of Jefferies death the Act “Jeffrey Johnston Stand Up for All Students
Act” was created. The Act requires districts to adopt new anti-bullying
policies and spells out that those policies must address “cyberbullying”;
taunts and harassing messages delivered by computer, cell phone or
other technologies. Schools on a local level are taking serious bullying
after several unfortunate instances that were reported in local and
national media outlets of violence.
Schools are required to investigate any reports of bullying, including
cyberbullying and notify all parents to be more involved. There are
even forms that are created to report bullying, by name or anonymously.
Parents should check with school guidance counselors for more
information about intervention, prevention and proactive strategies.
The unfortunate truth is that only a small number of incidents are
reported to school officials, teachers, administrators and even parents.
Many schools have their own police force, but still there is a great
hesitancy to report cases of bullying or harassment. Students are scared
because of retribution from increased bullying and the torment of other
family members that may be drawn into these actions.
It is now a matter of life and death that students get past “snitching” and
alert parents, teachers, and even law enforcement officials.
The quote; “It takes a village to raise children” has been stated several
times by Mrs. Hillary Clinton during her bid for the Democratic
nomination in 2008. Truer words have not been spoken about raising

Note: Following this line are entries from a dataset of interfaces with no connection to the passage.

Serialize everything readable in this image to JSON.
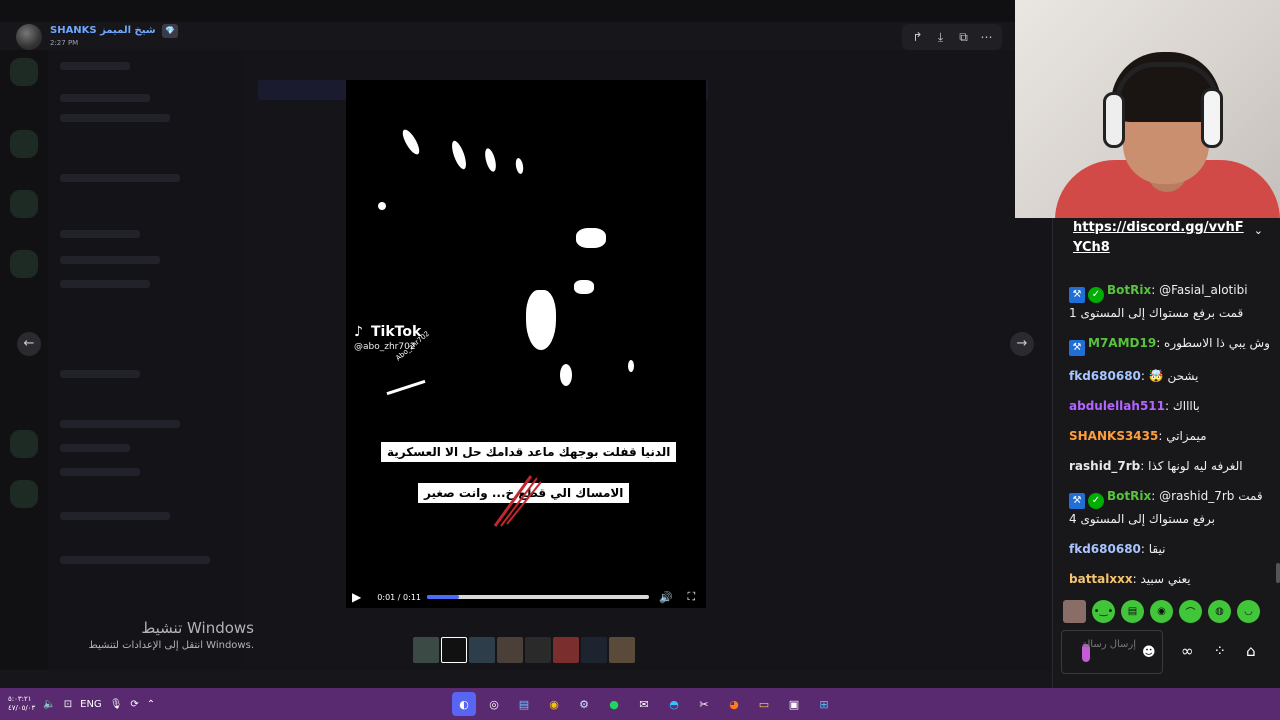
{
  "header": {
    "username": "SHANKS",
    "user_suffix": "شيخ الميمز",
    "badge": "💎",
    "time": "2:27 PM"
  },
  "viewer_toolbar": {
    "icons": [
      "forward-icon",
      "download-icon",
      "open-external-icon",
      "more-icon"
    ],
    "glyphs": [
      "↱",
      "⤓",
      "⧉",
      "⋯"
    ]
  },
  "nav": {
    "prev": "←",
    "next": "→"
  },
  "video": {
    "tiktok_logo": "TikTok",
    "tiktok_handle": "@abo_zhr702",
    "watermark": "Abo_zhr702",
    "caption_1": "الدنيا قفلت بوجهك ماعد قدامك حل الا العسكرية",
    "caption_2": "الامساك الي قطع خ... وانت صغير",
    "time": "0:01 / 0:11",
    "progress": 0.14
  },
  "windows_watermark": {
    "title": "تنشيط Windows",
    "subtitle": "انتقل إلى الإعدادات لتنشيط Windows."
  },
  "chat": {
    "pinned_link": "https://discord.gg/vvhFYCh8",
    "messages": [
      {
        "user": "BotRix",
        "color": "#58c33c",
        "badges": true,
        "text": "@Fasial_alotibi قمت برفع مستواك إلى المستوى 1"
      },
      {
        "user": "M7AMD19",
        "color": "#58c33c",
        "badges": "mod",
        "text": "وش يبي ذا الاسطوره"
      },
      {
        "user": "fkd680680",
        "color": "#a8c4ff",
        "badges": false,
        "text": "يشحن 🤯"
      },
      {
        "user": "abdulellah511",
        "color": "#b366ff",
        "badges": false,
        "text": "بااااك"
      },
      {
        "user": "SHANKS3435",
        "color": "#ff9e3d",
        "badges": false,
        "text": "ميمزاتي"
      },
      {
        "user": "rashid_7rb",
        "color": "#e8e8e8",
        "badges": false,
        "text": "الغرفه ليه لونها كذا"
      },
      {
        "user": "BotRix",
        "color": "#58c33c",
        "badges": true,
        "text": "@rashid_7rb قمت برفع مستواك إلى المستوى 4"
      },
      {
        "user": "fkd680680",
        "color": "#a8c4ff",
        "badges": false,
        "text": "نيقا"
      },
      {
        "user": "battalxxx",
        "color": "#f5c46e",
        "badges": false,
        "text": "يعني سبيد"
      }
    ],
    "input_placeholder": "إرسال رسالة",
    "emoji_glyph": "☻",
    "icons_glyphs": [
      "∞",
      "⁘",
      "⌂"
    ]
  },
  "taskbar": {
    "clock_time": "٥:٠٣:٢١",
    "clock_date": "٤٧/٠٥/٠٣",
    "lang": "ENG",
    "apps": [
      "discord-icon",
      "obs-icon",
      "notepad-icon",
      "chrome-icon",
      "steam-icon",
      "spotify-icon",
      "mail-icon",
      "edge-icon",
      "capcut-icon",
      "firefox-icon",
      "file-explorer-icon",
      "window-icon",
      "windows-start-icon"
    ]
  }
}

children in the twenty and twenty-first century. The White House in
2010 and 2011 has held a Bullying Prevention Conference for parents
and children. The Yale School of Medicine conducted analysis of the

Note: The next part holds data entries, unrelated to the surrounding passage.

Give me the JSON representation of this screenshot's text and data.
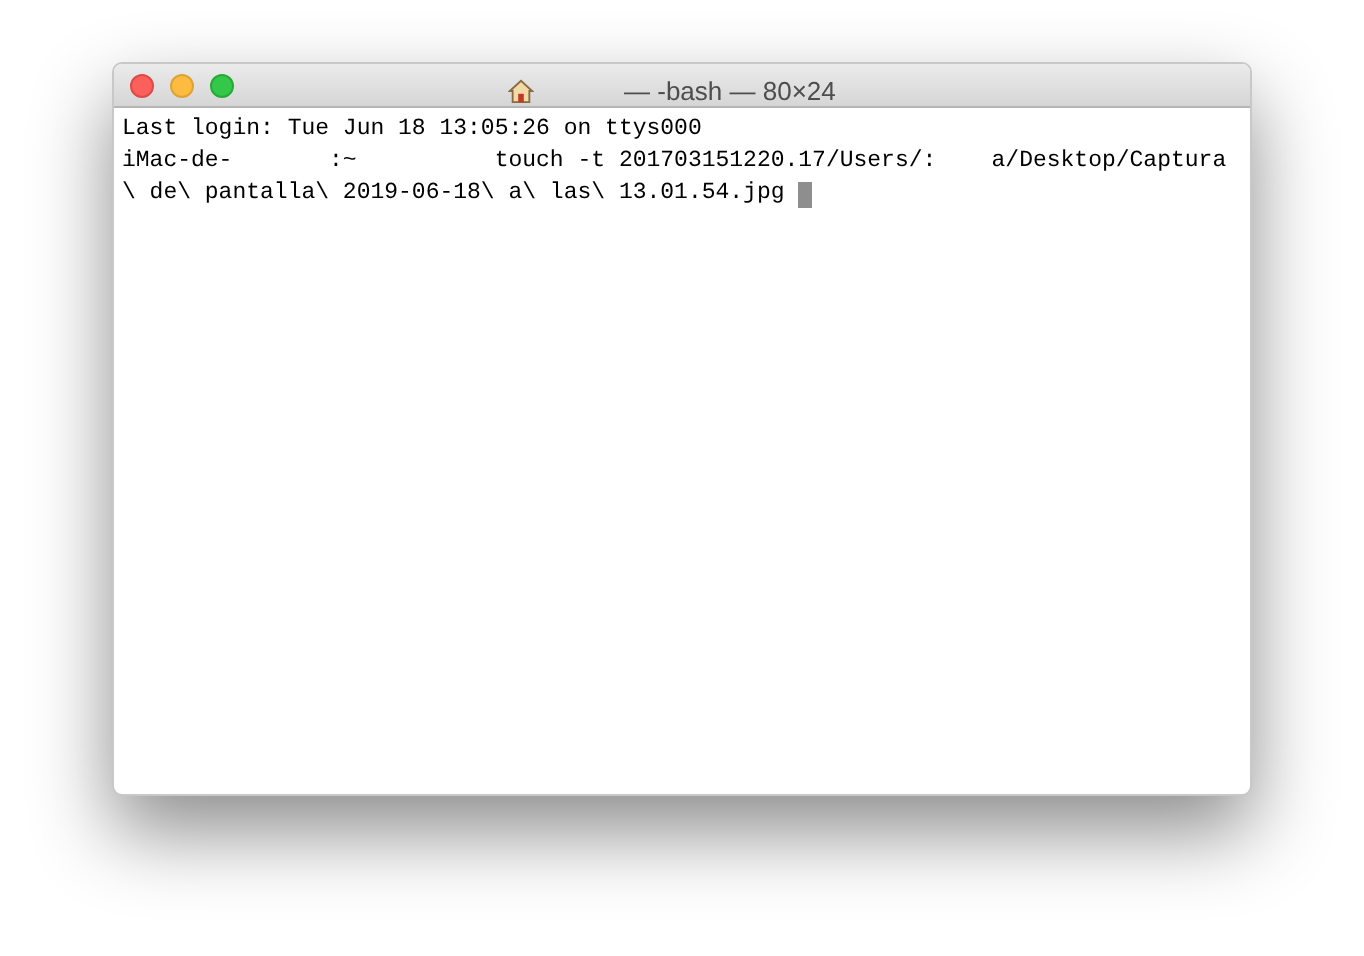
{
  "window": {
    "title": "— -bash — 80×24"
  },
  "terminal": {
    "lines": [
      "Last login: Tue Jun 18 13:05:26 on ttys000",
      "iMac-de-       :~          touch -t 201703151220.17/Users/:    a/Desktop/Captura",
      "\\ de\\ pantalla\\ 2019-06-18\\ a\\ las\\ 13.01.54.jpg "
    ],
    "cursor": true
  }
}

link between childhood bullying and suicide in 37 studies from 13
countries, finding both bullies and their victims were at high risk of

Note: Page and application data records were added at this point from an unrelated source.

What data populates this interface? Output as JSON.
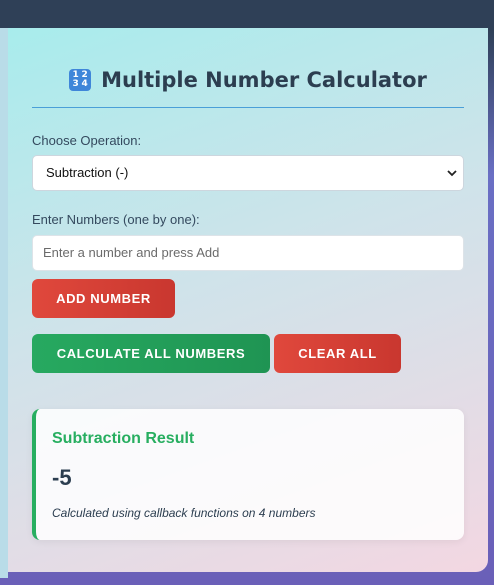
{
  "app": {
    "title": "Multiple Number Calculator",
    "title_icon_digits": [
      "1",
      "2",
      "3",
      "4"
    ]
  },
  "operation": {
    "label": "Choose Operation:",
    "selected": "Subtraction (-)"
  },
  "numbers": {
    "label": "Enter Numbers (one by one):",
    "placeholder": "Enter a number and press Add"
  },
  "buttons": {
    "add": "Add Number",
    "calculate": "Calculate All Numbers",
    "clear": "Clear All"
  },
  "result": {
    "title": "Subtraction Result",
    "value": "-5",
    "note": "Calculated using callback functions on 4 numbers"
  },
  "colors": {
    "accent_green": "#27ae60",
    "accent_red": "#e0483c",
    "title_text": "#2c3e50",
    "divider": "#4a9fd8"
  }
}
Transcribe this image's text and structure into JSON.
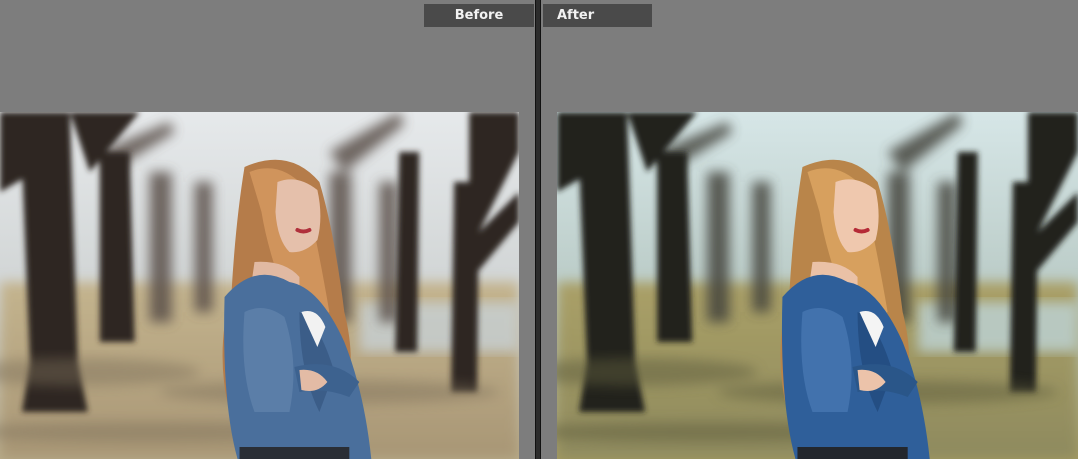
{
  "panes": {
    "before": {
      "label": "Before"
    },
    "after": {
      "label": "After"
    }
  },
  "photo": {
    "subject": "portrait-woman-denim-jacket-tree-lined-path",
    "before_tones": {
      "sky": "#dfe3e6",
      "ground": "#b7a780",
      "trunk": "#2e2622",
      "hair": "#c48a55",
      "jacket": "#4a6f9c",
      "skin": "#e5c0ab"
    },
    "after_tones": {
      "sky": "#cfe2e3",
      "ground": "#a99f63",
      "trunk": "#22231f",
      "hair": "#c49054",
      "jacket": "#2f5f9a",
      "skin": "#efc8ae"
    }
  }
}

contemplating suicide. All this information is interconnected to empower
families with education. Children are exposed to many challenges,
but schools should be a safe haven, a refuge from bullying, harassment,
discrimination, physical and emotional harm. The results of bullying
last a life time of emotional turmoil that parents must address. Below
are resources to aid parents in helping them to deal with bullying if their
children are exposed, experiencing or involved in bullying.
Parents need to be more informed, involved and proactive. Checking
their children’s online activities, cell phone records and talk to teachers,
guidance counselors, and administrators. The unfortunate
reality is children and teens will not tell their parents about being bullied
especially boys because they do not want to be labeled as “soft”. There is
a “code” among young people that they abide by because they feel no
one is listening to them or taking them seriously. Stated by Cheryl Williams
an LPN of over 20 years in Jacksonville, Florida and mother of three
adult men. She states that, “the underlying stress and anxiety from
bullying lasts a life time. It can lead to personality disorders, emotional
instability, drug/substance abuse, unhealthy dietary changes and to
the extreme suicidal thoughts and actions.”
Parents start listening and watching for unspoken signs of behavioral
change and emotional instability. Be proactive to the issue of bullying
and harassment, talk to your children every day about their day,
their friends, and their emotional and mental stability. Importantly
follow your instincts as a parent.
Stop Bullying Now
Interactive Cartoons for Kids
See, read, and hear the impact that bullying has had on people’s lives.
PBS Parents Information
This is an interactive quiz on bullying
Youth Violence Statistics
Sexting – A Brief Guide for Educators and Parents
Sexting Policies in Schools